By Raquel Ortega-Argilés, Department of Strategy and International Business at the University of Birmingham, and Philip McCann, Chair in Urban and Regional Economics at Sheffield Management University
A UK in a Changing Europe research team led by the University of Birmingham, and also involving the University of Sheffield, University of Groningen, Erasmus University and Dutch Environmental Assessment Agency, has this week published new research which extends our understanding of the likely consequences of Brexit for UK and EU regions.
The new research examines the competitiveness implications of Brexit for 61 industries and 256 European regions, including 37 in the UK. The analysis finds that Brexit will have serious adverse consequences for the competitiveness of UK industries in many regions.
The competitiveness of UK industries such as automotive, and manufacturing sectors such as rubber, plastics, metals, are very vulnerable to Brexit, whereas sectors such as retail, insurance face only relatively limited competitiveness effects.

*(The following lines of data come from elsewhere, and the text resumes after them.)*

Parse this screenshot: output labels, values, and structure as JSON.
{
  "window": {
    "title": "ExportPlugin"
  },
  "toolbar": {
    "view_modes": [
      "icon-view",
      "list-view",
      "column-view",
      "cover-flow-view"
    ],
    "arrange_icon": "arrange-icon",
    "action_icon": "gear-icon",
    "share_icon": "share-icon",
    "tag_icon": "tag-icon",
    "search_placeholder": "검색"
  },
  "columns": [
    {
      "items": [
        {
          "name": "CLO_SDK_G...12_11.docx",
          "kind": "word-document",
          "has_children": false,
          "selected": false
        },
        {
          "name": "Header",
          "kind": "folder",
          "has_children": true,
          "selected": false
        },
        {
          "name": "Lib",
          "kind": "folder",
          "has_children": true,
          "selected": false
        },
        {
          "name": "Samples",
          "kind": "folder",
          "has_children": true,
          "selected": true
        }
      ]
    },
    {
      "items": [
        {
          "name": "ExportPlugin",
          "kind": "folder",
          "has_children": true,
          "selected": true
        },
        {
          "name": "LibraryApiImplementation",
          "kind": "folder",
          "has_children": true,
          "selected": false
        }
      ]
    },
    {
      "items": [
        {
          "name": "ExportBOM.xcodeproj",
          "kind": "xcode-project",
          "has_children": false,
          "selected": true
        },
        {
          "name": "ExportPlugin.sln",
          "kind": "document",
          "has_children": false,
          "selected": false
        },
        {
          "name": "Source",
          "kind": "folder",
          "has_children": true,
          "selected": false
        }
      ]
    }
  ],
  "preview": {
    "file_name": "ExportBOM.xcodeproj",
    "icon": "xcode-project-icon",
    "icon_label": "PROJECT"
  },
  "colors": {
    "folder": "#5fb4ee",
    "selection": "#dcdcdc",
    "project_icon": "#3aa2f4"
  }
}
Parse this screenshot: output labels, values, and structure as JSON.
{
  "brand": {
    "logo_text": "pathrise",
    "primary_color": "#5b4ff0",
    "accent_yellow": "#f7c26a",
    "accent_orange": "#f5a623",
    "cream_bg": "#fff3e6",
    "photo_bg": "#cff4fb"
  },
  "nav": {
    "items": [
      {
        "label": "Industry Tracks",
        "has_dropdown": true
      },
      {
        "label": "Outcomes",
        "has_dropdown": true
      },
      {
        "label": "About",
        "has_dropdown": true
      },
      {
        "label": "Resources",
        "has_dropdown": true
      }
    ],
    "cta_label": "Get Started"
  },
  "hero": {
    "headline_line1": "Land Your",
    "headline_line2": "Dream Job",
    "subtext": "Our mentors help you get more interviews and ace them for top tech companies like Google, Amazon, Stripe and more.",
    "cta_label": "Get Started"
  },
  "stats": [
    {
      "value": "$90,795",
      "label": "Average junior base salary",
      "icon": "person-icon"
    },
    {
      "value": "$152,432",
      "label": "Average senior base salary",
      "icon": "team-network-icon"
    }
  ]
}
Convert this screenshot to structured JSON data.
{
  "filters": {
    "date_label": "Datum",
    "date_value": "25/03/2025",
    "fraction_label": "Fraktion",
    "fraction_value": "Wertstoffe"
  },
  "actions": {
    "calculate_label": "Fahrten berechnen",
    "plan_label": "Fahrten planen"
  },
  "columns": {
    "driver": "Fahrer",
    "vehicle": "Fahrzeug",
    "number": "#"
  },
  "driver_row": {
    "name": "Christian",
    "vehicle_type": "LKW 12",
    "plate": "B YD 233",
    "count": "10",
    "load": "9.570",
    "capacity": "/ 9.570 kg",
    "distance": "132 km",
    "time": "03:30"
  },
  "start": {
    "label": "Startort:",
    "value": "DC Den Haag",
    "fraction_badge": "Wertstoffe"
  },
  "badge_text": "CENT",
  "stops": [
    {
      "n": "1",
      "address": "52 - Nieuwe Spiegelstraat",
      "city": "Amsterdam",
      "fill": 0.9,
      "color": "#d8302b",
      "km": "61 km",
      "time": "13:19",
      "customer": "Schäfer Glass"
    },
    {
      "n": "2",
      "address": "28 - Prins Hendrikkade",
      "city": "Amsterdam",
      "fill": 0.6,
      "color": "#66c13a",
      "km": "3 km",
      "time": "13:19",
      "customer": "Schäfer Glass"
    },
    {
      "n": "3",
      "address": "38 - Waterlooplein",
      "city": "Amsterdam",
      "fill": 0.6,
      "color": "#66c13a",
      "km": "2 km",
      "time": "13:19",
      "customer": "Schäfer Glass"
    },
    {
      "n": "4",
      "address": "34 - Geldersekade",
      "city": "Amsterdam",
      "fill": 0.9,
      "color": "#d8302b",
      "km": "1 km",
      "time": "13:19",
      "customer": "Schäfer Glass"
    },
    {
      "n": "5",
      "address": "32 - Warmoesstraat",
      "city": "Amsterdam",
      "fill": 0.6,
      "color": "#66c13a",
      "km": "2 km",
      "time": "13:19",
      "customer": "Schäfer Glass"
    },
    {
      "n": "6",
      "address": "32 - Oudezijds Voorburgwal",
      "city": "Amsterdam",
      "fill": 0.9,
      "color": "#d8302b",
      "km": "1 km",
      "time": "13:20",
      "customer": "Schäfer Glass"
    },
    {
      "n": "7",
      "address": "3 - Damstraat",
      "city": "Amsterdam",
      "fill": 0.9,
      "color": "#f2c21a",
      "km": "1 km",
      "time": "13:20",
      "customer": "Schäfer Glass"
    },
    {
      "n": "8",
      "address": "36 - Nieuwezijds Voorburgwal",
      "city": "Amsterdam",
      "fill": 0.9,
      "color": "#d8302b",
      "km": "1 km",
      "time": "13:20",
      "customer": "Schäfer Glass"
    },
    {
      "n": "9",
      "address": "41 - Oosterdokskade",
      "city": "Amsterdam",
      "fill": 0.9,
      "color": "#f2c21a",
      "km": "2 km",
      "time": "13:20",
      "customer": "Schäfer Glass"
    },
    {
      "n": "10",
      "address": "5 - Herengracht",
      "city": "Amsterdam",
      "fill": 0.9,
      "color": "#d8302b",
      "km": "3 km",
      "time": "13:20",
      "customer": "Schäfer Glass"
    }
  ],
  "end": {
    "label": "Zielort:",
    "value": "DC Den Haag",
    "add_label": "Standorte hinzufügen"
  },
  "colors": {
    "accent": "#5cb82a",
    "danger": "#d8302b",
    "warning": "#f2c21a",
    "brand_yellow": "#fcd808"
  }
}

However, the different industrial composition of UK regions also means that there are major differences in terms of the effects of Brexit on the competitiveness of regions. In particular, using these different techniques and datasets, the new analysis confirms the results of the earlier research findings of the team.
The team had previously demonstrated that the UK’s economically weaker regions were far more exposed to Brexit than the UK’s more prosperous regions, and as such were more vulnerable to the restructuring required to respond to Brexit than the UK’s more prosperous regions.
Broadly the same patterns now emerge again when considering competitiveness. The UK’s economically weaker regions in general face more adverse competitiveness impacts than the UK’s more prosperous regions.
As such, these findings imply that Brexit will directly work against any ‘Levelling Up’ agenda, because the trade and competitiveness implications of Brexit will almost certainly widen UK inter-regional inequalities.
However, this new research finds that this is also the case at the intra-regional level, because the weaker areas within broad regions generally face more severe competitiveness impacts than the more prosperous core areas within those same regions.
As such, by widening both inter-regional and intra-regional inequalities, Brexit is likely to make the ‘Levelling Up’ agenda even more difficult.
For regions in the rest of the EU the situation is very different to the UK regions. Firstly, in general the adverse effects of Brexit on the cost faced by industries and regions is typically very small.
Indeed, for the EU as a whole their cost increases are typically only one quarter of those faced by UK industries and regions. This also translates into much smaller losses of competitiveness.
EU regions typically face losses of competitiveness which are only one fifth of those faced by UK industries and regions. This is particularly the case of regions in southern and central Europe, where in some cases the reduced competition from UK actually increases their competitiveness.
It is regions in the north and west of Europe that face the most serious effects on competitiveness, although they are typically one third to one half of those faced by UK regions.
The other key issue which the research uncovers for the first time is that these patterns are unaffected by the nature of the UK-EU deal currently being negotiated.
The research finds that the exact nature of any UK-EU trade deal makes almost no difference to this situation, in that the UK’s weaker regions are also largely unresponsive to any deal.
Their industrial structures and the local and global interactions between sectors mean that whatever is negotiated makes no real difference to their overall levels of Brexit vulnerability, whereas the UK’s more prosperous regions have more to gain (i.e. less to lose) from a ‘good’ deal.
In other words, all of the deal-related political energy appears to make little or no difference to the fact that Brexit will work directly against the ‘Levelling Up’ agenda.
In contrast, for the rest of Europe, the competitiveness opportunities associated with a ‘good deal’ are relatively greater for the weaker regions of the EU in the south and east of Europe, thereby potentially narrowing the gap between the weaker and stronger parts of the EU.
The analysis suggests that for the UK as whole, the economic effects of Brexit are largely unrelated to, or even directly opposed to, much of the political energy associated with domestic and international issues.
For the UK Brexit is likely to work against any ‘Levelling Up’ agenda both inter-regionally and intra-regionally, while a negotiated deal will have little or no positive effects on many of the weaker regions of the UK.
Given that the pro-Leave vote shares were typically higher in regions which are most dependent on EU markets, this poses enormous political challenges for the UK Government.
At the same time, across the EU, the competitiveness effects of Brexit are much smaller than for the UK, and any negotiated deal, if anything, is likely to help regional rebalancing within the EU.
 The UK in a Changing Europe and ESRC Brexit Priority Grant: The Impact of Brexit on the UK, Its Regions, Its Cities and Its Sectors, Grant Reference ES/R00126X/1, Project Leader Professor Raquel Ortega-Argilés University of Birmingham City-REDI Institute.
The views and opinions expressed in this article are those of the author and do not necessarily reflect the official policy or position of the University of Birmingham.